- [Task description] Output the full listing again without altering anything.

- [Entries provided]
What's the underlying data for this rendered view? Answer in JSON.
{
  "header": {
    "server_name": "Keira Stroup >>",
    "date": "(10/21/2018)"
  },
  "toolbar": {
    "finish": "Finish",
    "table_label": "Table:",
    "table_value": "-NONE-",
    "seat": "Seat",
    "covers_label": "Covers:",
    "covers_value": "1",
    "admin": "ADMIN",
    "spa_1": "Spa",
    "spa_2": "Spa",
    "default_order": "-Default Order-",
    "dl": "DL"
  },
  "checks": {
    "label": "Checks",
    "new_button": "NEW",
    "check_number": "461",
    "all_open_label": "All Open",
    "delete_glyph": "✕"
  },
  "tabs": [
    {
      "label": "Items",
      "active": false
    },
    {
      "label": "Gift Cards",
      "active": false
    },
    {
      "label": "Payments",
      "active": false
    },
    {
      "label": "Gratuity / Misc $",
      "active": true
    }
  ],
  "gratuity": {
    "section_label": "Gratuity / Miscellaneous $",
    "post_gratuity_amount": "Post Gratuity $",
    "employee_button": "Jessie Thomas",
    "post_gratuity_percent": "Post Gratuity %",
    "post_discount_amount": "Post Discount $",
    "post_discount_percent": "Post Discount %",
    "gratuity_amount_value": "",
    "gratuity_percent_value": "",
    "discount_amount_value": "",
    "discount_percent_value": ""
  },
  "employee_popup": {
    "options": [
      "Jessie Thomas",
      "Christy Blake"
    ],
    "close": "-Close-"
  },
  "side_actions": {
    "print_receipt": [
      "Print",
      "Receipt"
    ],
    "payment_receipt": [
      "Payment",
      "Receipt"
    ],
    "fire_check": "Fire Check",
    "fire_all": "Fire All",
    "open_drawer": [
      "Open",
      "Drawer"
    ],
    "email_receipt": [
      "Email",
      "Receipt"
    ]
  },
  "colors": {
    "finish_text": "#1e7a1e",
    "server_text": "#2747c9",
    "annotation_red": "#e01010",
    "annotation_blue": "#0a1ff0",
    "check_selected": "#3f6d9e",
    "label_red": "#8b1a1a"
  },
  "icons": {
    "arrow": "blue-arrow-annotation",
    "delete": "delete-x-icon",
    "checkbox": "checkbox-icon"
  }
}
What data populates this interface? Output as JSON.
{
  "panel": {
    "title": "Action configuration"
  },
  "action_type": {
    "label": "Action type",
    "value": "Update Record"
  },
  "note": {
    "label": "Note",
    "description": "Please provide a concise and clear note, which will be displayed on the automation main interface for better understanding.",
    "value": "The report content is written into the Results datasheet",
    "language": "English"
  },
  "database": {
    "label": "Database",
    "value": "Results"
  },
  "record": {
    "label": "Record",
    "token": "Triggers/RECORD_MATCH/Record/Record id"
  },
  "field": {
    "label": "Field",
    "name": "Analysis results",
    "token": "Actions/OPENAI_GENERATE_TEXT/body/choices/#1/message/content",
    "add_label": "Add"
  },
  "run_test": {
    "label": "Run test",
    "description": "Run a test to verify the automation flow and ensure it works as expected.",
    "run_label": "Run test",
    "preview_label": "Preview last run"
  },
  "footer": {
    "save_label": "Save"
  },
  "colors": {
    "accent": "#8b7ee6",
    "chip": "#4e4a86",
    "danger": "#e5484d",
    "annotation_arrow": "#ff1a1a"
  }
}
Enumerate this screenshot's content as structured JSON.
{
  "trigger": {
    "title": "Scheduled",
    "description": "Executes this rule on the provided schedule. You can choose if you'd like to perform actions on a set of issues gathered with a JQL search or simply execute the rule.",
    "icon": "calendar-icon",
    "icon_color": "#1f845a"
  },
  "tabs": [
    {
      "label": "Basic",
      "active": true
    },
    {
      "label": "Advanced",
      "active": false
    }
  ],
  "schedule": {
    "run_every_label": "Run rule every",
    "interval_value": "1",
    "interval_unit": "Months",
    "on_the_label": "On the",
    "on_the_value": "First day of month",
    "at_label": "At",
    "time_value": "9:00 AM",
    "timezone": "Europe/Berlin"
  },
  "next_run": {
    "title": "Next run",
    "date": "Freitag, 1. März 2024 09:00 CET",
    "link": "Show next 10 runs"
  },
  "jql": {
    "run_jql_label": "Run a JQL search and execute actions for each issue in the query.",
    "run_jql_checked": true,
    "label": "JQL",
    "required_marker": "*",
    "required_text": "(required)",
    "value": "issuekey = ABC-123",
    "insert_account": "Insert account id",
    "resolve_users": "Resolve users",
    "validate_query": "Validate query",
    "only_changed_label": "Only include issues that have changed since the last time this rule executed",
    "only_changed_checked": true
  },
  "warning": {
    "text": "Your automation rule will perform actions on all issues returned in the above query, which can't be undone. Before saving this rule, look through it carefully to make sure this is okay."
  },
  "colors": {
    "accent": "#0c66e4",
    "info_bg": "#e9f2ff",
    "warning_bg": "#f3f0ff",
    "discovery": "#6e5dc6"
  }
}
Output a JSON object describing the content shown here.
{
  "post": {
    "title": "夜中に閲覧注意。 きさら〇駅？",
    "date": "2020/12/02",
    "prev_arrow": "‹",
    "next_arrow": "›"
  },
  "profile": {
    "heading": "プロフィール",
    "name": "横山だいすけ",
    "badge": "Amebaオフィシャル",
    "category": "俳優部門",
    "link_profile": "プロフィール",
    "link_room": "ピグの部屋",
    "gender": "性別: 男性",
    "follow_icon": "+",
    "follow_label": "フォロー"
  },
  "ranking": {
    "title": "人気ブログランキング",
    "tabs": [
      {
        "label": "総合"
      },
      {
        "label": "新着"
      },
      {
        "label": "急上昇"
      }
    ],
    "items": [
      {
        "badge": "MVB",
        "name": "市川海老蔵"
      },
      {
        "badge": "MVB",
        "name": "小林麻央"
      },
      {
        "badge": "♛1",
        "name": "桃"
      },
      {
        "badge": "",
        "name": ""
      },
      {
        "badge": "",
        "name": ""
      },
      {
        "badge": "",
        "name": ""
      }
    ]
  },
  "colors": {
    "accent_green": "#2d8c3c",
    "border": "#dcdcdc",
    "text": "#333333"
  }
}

- [Solution]
What's the underlying data for this rendered view? Answer in JSON.
{
  "header": {
    "server_name": "Keira Stroup >>",
    "date": "(10/21/2018)"
  },
  "toolbar": {
    "finish": "Finish",
    "table_label": "Table:",
    "table_value": "-NONE-",
    "seat": "Seat",
    "covers_label": "Covers:",
    "covers_value": "1",
    "admin": "ADMIN",
    "spa_1": "Spa",
    "spa_2": "Spa",
    "default_order": "-Default Order-",
    "dl": "DL"
  },
  "checks": {
    "label": "Checks",
    "new_button": "NEW",
    "check_number": "461",
    "all_open_label": "All Open",
    "delete_glyph": "✕"
  },
  "tabs": [
    {
      "label": "Items",
      "active": false
    },
    {
      "label": "Gift Cards",
      "active": false
    },
    {
      "label": "Payments",
      "active": false
    },
    {
      "label": "Gratuity / Misc $",
      "active": true
    }
  ],
  "gratuity": {
    "section_label": "Gratuity / Miscellaneous $",
    "post_gratuity_amount": "Post Gratuity $",
    "employee_button": "Jessie Thomas",
    "post_gratuity_percent": "Post Gratuity %",
    "post_discount_amount": "Post Discount $",
    "post_discount_percent": "Post Discount %",
    "gratuity_amount_value": "",
    "gratuity_percent_value": "",
    "discount_amount_value": "",
    "discount_percent_value": ""
  },
  "employee_popup": {
    "options": [
      "Jessie Thomas",
      "Christy Blake"
    ],
    "close": "-Close-"
  },
  "side_actions": {
    "print_receipt": [
      "Print",
      "Receipt"
    ],
    "payment_receipt": [
      "Payment",
      "Receipt"
    ],
    "fire_check": "Fire Check",
    "fire_all": "Fire All",
    "open_drawer": [
      "Open",
      "Drawer"
    ],
    "email_receipt": [
      "Email",
      "Receipt"
    ]
  },
  "colors": {
    "finish_text": "#1e7a1e",
    "server_text": "#2747c9",
    "annotation_red": "#e01010",
    "annotation_blue": "#0a1ff0",
    "check_selected": "#3f6d9e",
    "label_red": "#8b1a1a"
  },
  "icons": {
    "arrow": "blue-arrow-annotation",
    "delete": "delete-x-icon",
    "checkbox": "checkbox-icon"
  }
}
What data populates this interface? Output as JSON.
{
  "panel": {
    "title": "Action configuration"
  },
  "action_type": {
    "label": "Action type",
    "value": "Update Record"
  },
  "note": {
    "label": "Note",
    "description": "Please provide a concise and clear note, which will be displayed on the automation main interface for better understanding.",
    "value": "The report content is written into the Results datasheet",
    "language": "English"
  },
  "database": {
    "label": "Database",
    "value": "Results"
  },
  "record": {
    "label": "Record",
    "token": "Triggers/RECORD_MATCH/Record/Record id"
  },
  "field": {
    "label": "Field",
    "name": "Analysis results",
    "token": "Actions/OPENAI_GENERATE_TEXT/body/choices/#1/message/content",
    "add_label": "Add"
  },
  "run_test": {
    "label": "Run test",
    "description": "Run a test to verify the automation flow and ensure it works as expected.",
    "run_label": "Run test",
    "preview_label": "Preview last run"
  },
  "footer": {
    "save_label": "Save"
  },
  "colors": {
    "accent": "#8b7ee6",
    "chip": "#4e4a86",
    "danger": "#e5484d",
    "annotation_arrow": "#ff1a1a"
  }
}
Enumerate this screenshot's content as structured JSON.
{
  "trigger": {
    "title": "Scheduled",
    "description": "Executes this rule on the provided schedule. You can choose if you'd like to perform actions on a set of issues gathered with a JQL search or simply execute the rule.",
    "icon": "calendar-icon",
    "icon_color": "#1f845a"
  },
  "tabs": [
    {
      "label": "Basic",
      "active": true
    },
    {
      "label": "Advanced",
      "active": false
    }
  ],
  "schedule": {
    "run_every_label": "Run rule every",
    "interval_value": "1",
    "interval_unit": "Months",
    "on_the_label": "On the",
    "on_the_value": "First day of month",
    "at_label": "At",
    "time_value": "9:00 AM",
    "timezone": "Europe/Berlin"
  },
  "next_run": {
    "title": "Next run",
    "date": "Freitag, 1. März 2024 09:00 CET",
    "link": "Show next 10 runs"
  },
  "jql": {
    "run_jql_label": "Run a JQL search and execute actions for each issue in the query.",
    "run_jql_checked": true,
    "label": "JQL",
    "required_marker": "*",
    "required_text": "(required)",
    "value": "issuekey = ABC-123",
    "insert_account": "Insert account id",
    "resolve_users": "Resolve users",
    "validate_query": "Validate query",
    "only_changed_label": "Only include issues that have changed since the last time this rule executed",
    "only_changed_checked": true
  },
  "warning": {
    "text": "Your automation rule will perform actions on all issues returned in the above query, which can't be undone. Before saving this rule, look through it carefully to make sure this is okay."
  },
  "colors": {
    "accent": "#0c66e4",
    "info_bg": "#e9f2ff",
    "warning_bg": "#f3f0ff",
    "discovery": "#6e5dc6"
  }
}
Output a JSON object describing the content shown here.
{
  "post": {
    "title": "夜中に閲覧注意。 きさら〇駅？",
    "date": "2020/12/02",
    "prev_arrow": "‹",
    "next_arrow": "›"
  },
  "profile": {
    "heading": "プロフィール",
    "name": "横山だいすけ",
    "badge": "Amebaオフィシャル",
    "category": "俳優部門",
    "link_profile": "プロフィール",
    "link_room": "ピグの部屋",
    "gender": "性別: 男性",
    "follow_icon": "+",
    "follow_label": "フォロー"
  },
  "ranking": {
    "title": "人気ブログランキング",
    "tabs": [
      {
        "label": "総合"
      },
      {
        "label": "新着"
      },
      {
        "label": "急上昇"
      }
    ],
    "items": [
      {
        "badge": "MVB",
        "name": "市川海老蔵"
      },
      {
        "badge": "MVB",
        "name": "小林麻央"
      },
      {
        "badge": "♛1",
        "name": "桃"
      },
      {
        "badge": "",
        "name": ""
      },
      {
        "badge": "",
        "name": ""
      },
      {
        "badge": "",
        "name": ""
      }
    ]
  },
  "colors": {
    "accent_green": "#2d8c3c",
    "border": "#dcdcdc",
    "text": "#333333"
  }
}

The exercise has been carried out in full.